In Seattle there are several prominent historic landmarks that were inspired by Mary Baker Eddy, and whose history is associated with Thanksgiving.
Originally built as Christian Science churches, these structures now serve a variety of uses. Recently I have been researching some of these buildings, who built them, why, and how. I am learning more about the branches of Mary Baker Eddy’s church, the first of which was built in Boston in 1894.
In the histories of these building projects, certain dates that are meaningful in Christian Science history tend to come up again and again as significant milestones in the Seattle branch churches: July 4, Independence Day, a day that Mary Baker Eddy chose to first advertise her new healing system back in 1868; October 30, the day Mary Baker Eddy’s book Science and Health was published in 1875, and also the day before Reformation Day, a significant Protestant Christian holiday; and Thanksgiving, a Puritan Christian tradition now an American national holiday that is the only day a special church service is held in Mary Baker Eddy’s church.
As an example, Fourth Church of Christ, Scientist, Seattle, announced its formation on July 4, 1909, held its dedication service on the Sunday before July 4, 1937, laid its building corner-stone on October 30, and first began holding services at the building during one phase of the multi-phased project the Sunday before Thanksgiving.
Many other Seattle Christian Science churches either held their initial services around Thanksgiving or their dedication services. After such a focused effort by so many members over the many years, or even decades, it took to build these churches, and the astronomical costs they were able to afford, they certainly had much to be thankful for.
The church that Fourth Church of Christ, Scientist, Seattle, built a century ago is now taking on new life as a venue for civics and cultural activities called Town Hall Seattle.

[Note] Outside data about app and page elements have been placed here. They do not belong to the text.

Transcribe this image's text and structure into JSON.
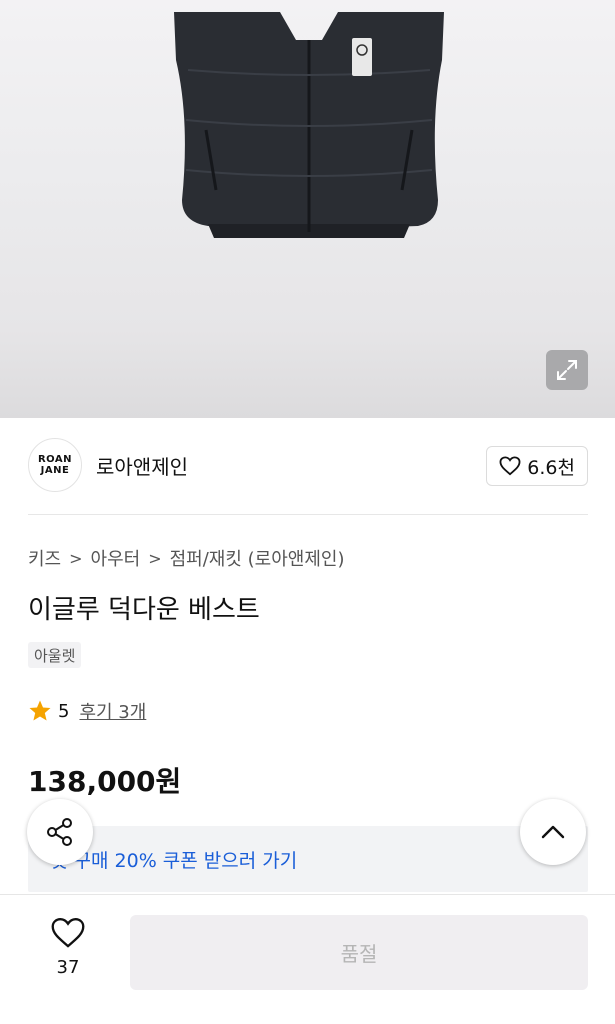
{
  "brand": {
    "logo_line1": "ROAN",
    "logo_line2": "JANE",
    "name": "로아앤제인",
    "like_count": "6.6천"
  },
  "breadcrumb": [
    "키즈",
    "아우터",
    "점퍼/재킷 (로아앤제인)"
  ],
  "product": {
    "title": "이글루 덕다운 베스트",
    "tag": "아울렛",
    "rating": "5",
    "reviews_label": "후기 3개",
    "price": "138,000원"
  },
  "coupon": {
    "text": "첫 구매 20% 쿠폰 받으러 가기",
    "arrow": "›"
  },
  "bottom": {
    "wish_count": "37",
    "soldout_label": "품절"
  },
  "colors": {
    "accent_blue": "#1a5ed8",
    "star": "#f5a300",
    "vest": "#2a2d33"
  },
  "icons": [
    "expand-icon",
    "heart-icon",
    "star-icon",
    "share-icon",
    "chevron-up-icon",
    "chevron-right-icon"
  ]
}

The building is currently undergoing a multi-million-dollar restoration and remodel that will ensure it continues to stand and serve a vital purpose while other buildings around it are torn down and replaced with high-rise buildings. This is certainly a lasting tribute to Mary Baker Eddy’s legacy, and something to be grateful for this Thanksgiving weekend.
Cindy Safronoff is the author of Crossing Swords: Mary Baker Eddy vs. Victoria Claflin Woodhull and the Battle for the Soul of Marriage which is available on Amazon, by special order from your favorite local bookstore, or through public libraries, including Seattle Public Library.